Unknown - Tell us


This plant has been said to grow in the following regions:

Logan Lake,

Anchorage, Alaska

Colorado Springs, Colorado

Grand Junction, Colorado

Woody Creek, Colorado

Champaign, Illinois

Crest Hill, Illinois

Glen Ellyn, Illinois

Iowa City, Iowa

Saint Paul, Minnesota

show all

Gardeners' Notes:


On Jul 23, 2014, valygirlgj wrote:

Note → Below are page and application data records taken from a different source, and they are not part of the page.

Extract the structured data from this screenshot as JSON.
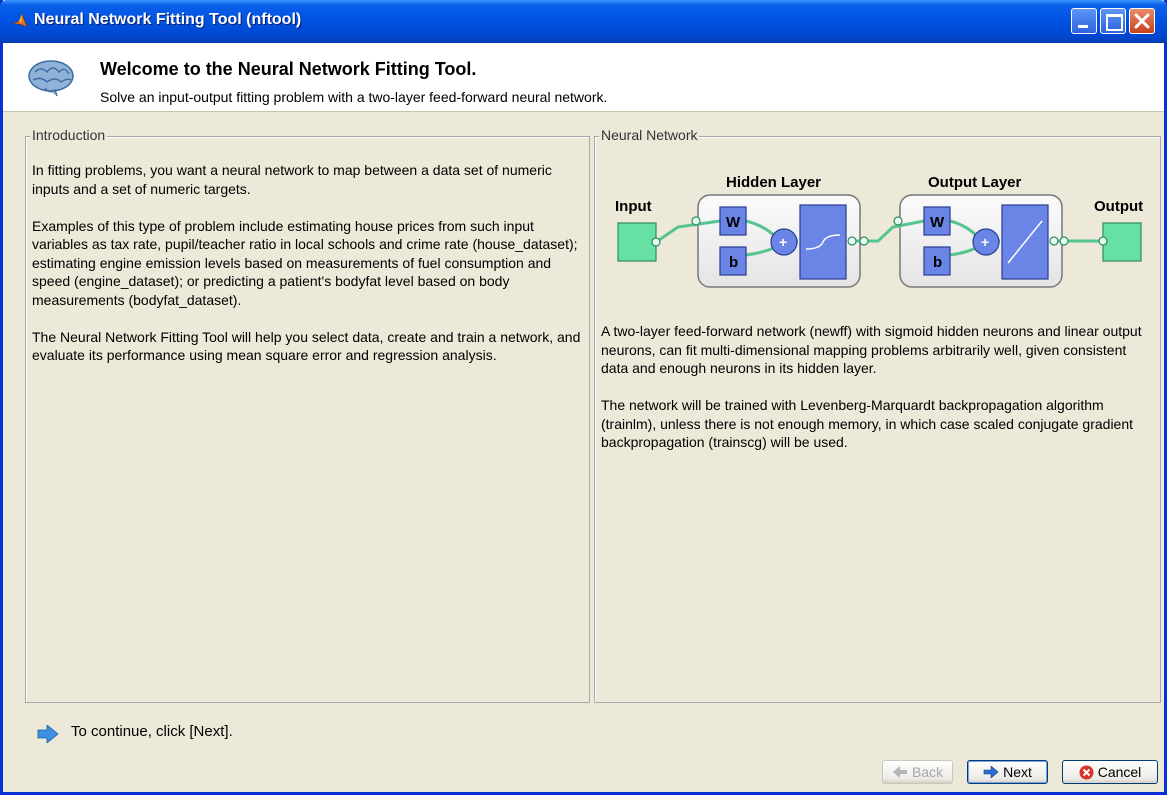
{
  "window": {
    "title": "Neural Network Fitting Tool (nftool)"
  },
  "header": {
    "title": "Welcome to the Neural Network Fitting Tool.",
    "subtitle": "Solve an input-output fitting problem with a two-layer feed-forward neural network."
  },
  "intro": {
    "legend": "Introduction",
    "paragraphs": [
      "In fitting problems, you want a neural network to map between a data set of numeric inputs and a set of numeric targets.",
      "Examples of this type of problem include estimating house prices from such input variables as tax rate, pupil/teacher ratio in local schools and crime rate (house_dataset); estimating engine emission levels based on measurements of fuel consumption and speed (engine_dataset); or predicting a patient's bodyfat level based on body measurements (bodyfat_dataset).",
      "The Neural Network Fitting Tool will help you select data, create and train a network, and evaluate its performance using mean square error and regression analysis."
    ]
  },
  "network": {
    "legend": "Neural Network",
    "diagram": {
      "input_label": "Input",
      "hidden_label": "Hidden Layer",
      "output_layer_label": "Output Layer",
      "output_label": "Output",
      "weight": "W",
      "bias": "b",
      "sum": "+"
    },
    "paragraphs": [
      "A two-layer feed-forward network (newff) with sigmoid hidden neurons and linear output neurons, can fit multi-dimensional mapping problems arbitrarily well, given consistent data and enough neurons in its hidden layer.",
      "The network will be trained with Levenberg-Marquardt backpropagation algorithm (trainlm), unless there is not enough memory, in which case scaled conjugate gradient backpropagation (trainscg) will be used."
    ]
  },
  "footer": {
    "hint": "To continue, click [Next].",
    "back_label": "Back",
    "next_label": "Next",
    "cancel_label": "Cancel"
  },
  "colors": {
    "titlebar": "#0054e3",
    "node_green": "#66e0a3",
    "layer_blue": "#6b85e6",
    "panel_bg": "#ece9d8"
  }
}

Wow, what a wonderful shrub! These appeared for the first time in a nursery here in 2013. Planted 2 of them in part sun. After a bad winter where people were losing tons of native & cold-hardy shrubs/trees, these emerged unscathed. Have planted 3 more this spring (2014) & the only problem seems to be that some leaves are scorching in the summer heat. But they appear to be making it & will be a great screen around a spa.


On Jan 15, 2014, Rickwebb from Downingtown, PA wrote:

I already posted photos of the Peking Cotoneaster, C. acutifolius, that really is the same species that has duller leaves with some more hairiness and hair on the flowers. Most nurseries in the Midwest sell the "Peking Cotoneaster" which really is this form. There is confusion in the trade, but the difference is so minor. I will re-post photos here as the two supposed species look the same. This plant is occassionally found planted in the Midwest and Northern Plains. This is a good quality plant that is basically neat and clean with good fall color. The black berries borne late summer and fall don't show up well. So far, I haven't seen this plant in the Mid-Atlantic region. Once during a hot, dry summer in the 1970's in ne IL, I had to prune the three shrubs at my parent's home way back t... read more


On Aug 24, 2012, slutkenhouse from Bristol
United Kingdom wrote:

Where can I purchase this plant in the uk? Will it do well in Bristol?